The whisky room is where I met Doug MacIvor, a Scotsman who moved to London as a boy and is now in charge of the liquor operations for BBR.  He tastes and purchases all of their independently-bottled single malts and even does the blending for their own line of vatted malts.  He was nice enough to take me around the store and into some of the more historical rooms in the building. 

Behind the main storefront is a small and cozy lounge where one can quietly taste and concentrate on some serious whisky analysis.  It also happens to be the room where the owners sat one evening and created a little brand called Cutty Sark.  You might have heard of that whisky before. 

Underneath the first floor is the famous Napoleon cellar where BBR still holds private events and corporate meetings with important guests.  It's called the Napoleon celler because Napoleon used to visit and have a few drinks within it while plotting his subsequent invasion back into France.  There was also once a tunnel that connected it with the royal palace where deliveries of wine would be transfered subterraneously to the king and queen.  It's quite a sight and the room itself is filled with ancient relics.

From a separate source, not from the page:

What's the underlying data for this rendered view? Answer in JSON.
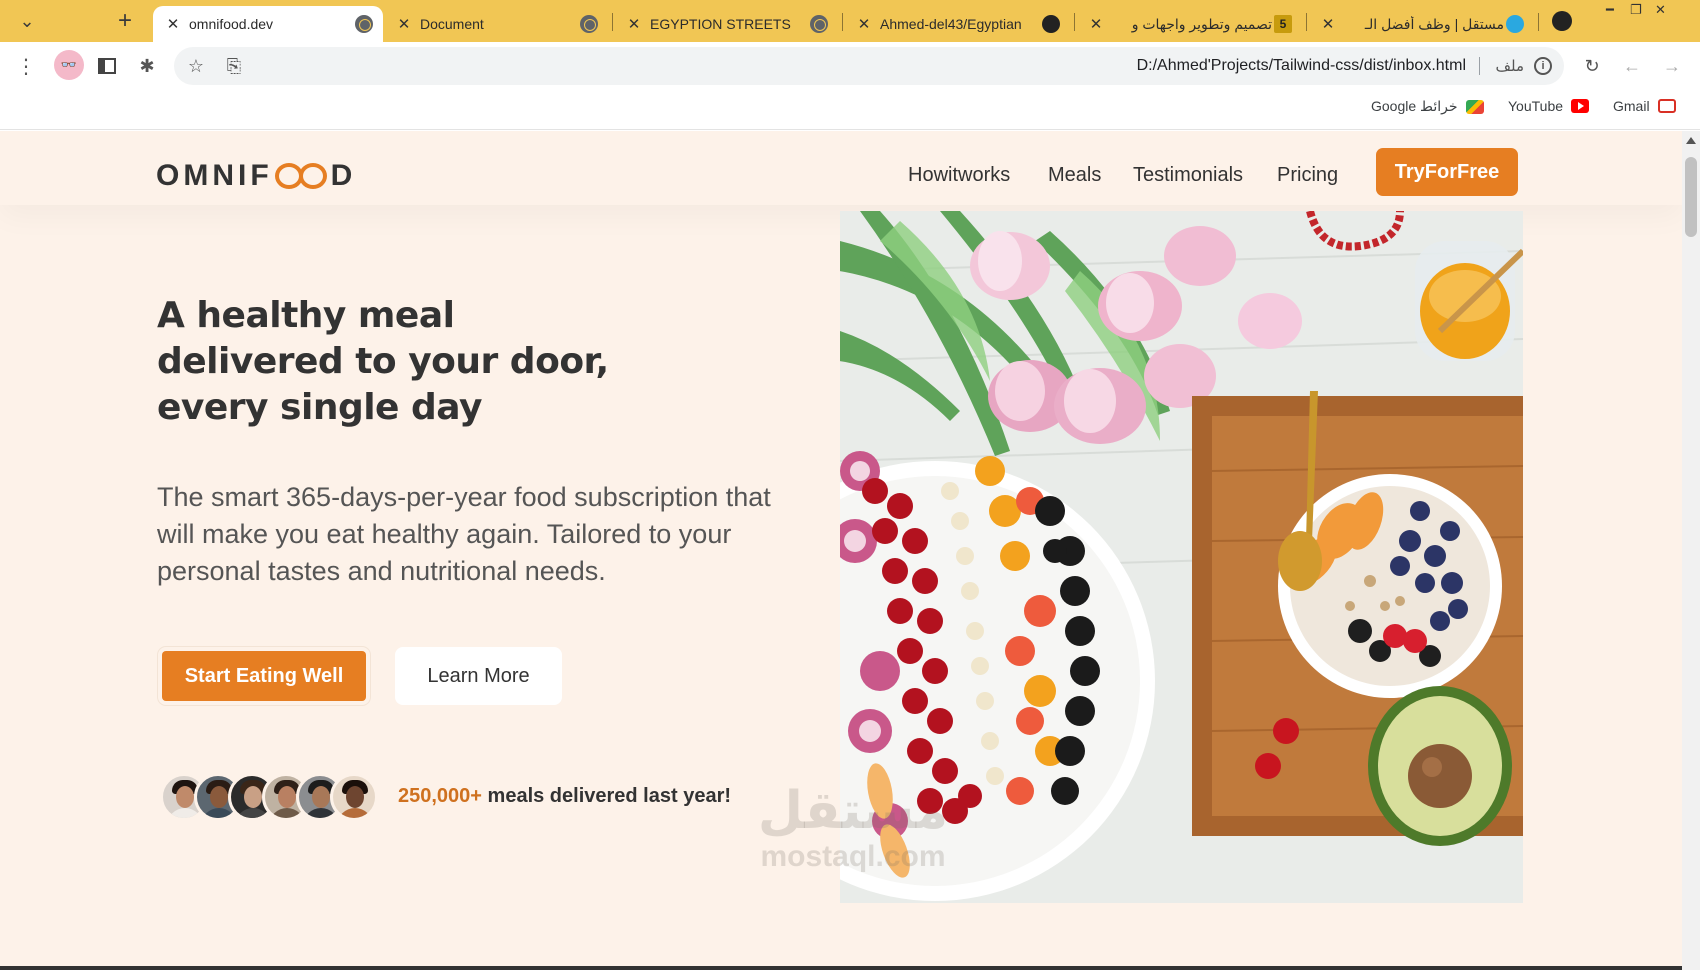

Bottles from the 1600s adorn the glass cases attached to the inner walls.  They are embossed with family crests for identification purposes because bottles were once more valuable than the commodities they contained. 

The reserves of old wines and whiskies in the storeroom await the visitation of significant guests for whom they are intended.  Some of the selections are incredible and I spent a few minutes just staring in awe.  Did I tastes some whisky at BBR? A little.  Did we discuss some future business?  Of course.  However, visiting the St. James St. location is like visiting Westminster Abbey or the London Tower, it's an experience in itself and needs to be given its proper due.  Visiting Berry Bros. and Rudd is a must-do for any whisky fan who finds himself in London just because of the history.  It was and continues to be the destination for any distinguished drinker and connoisseur of fine spirits.

And, yes, we will probably be bringing in some casks with them in the near future.  Needless to say both David OG and I are excited about working with such an extablished and esteemed company with a flawless reputation for quality drink.  We can only hope to achieve the same lofty heights.

-David Driscoll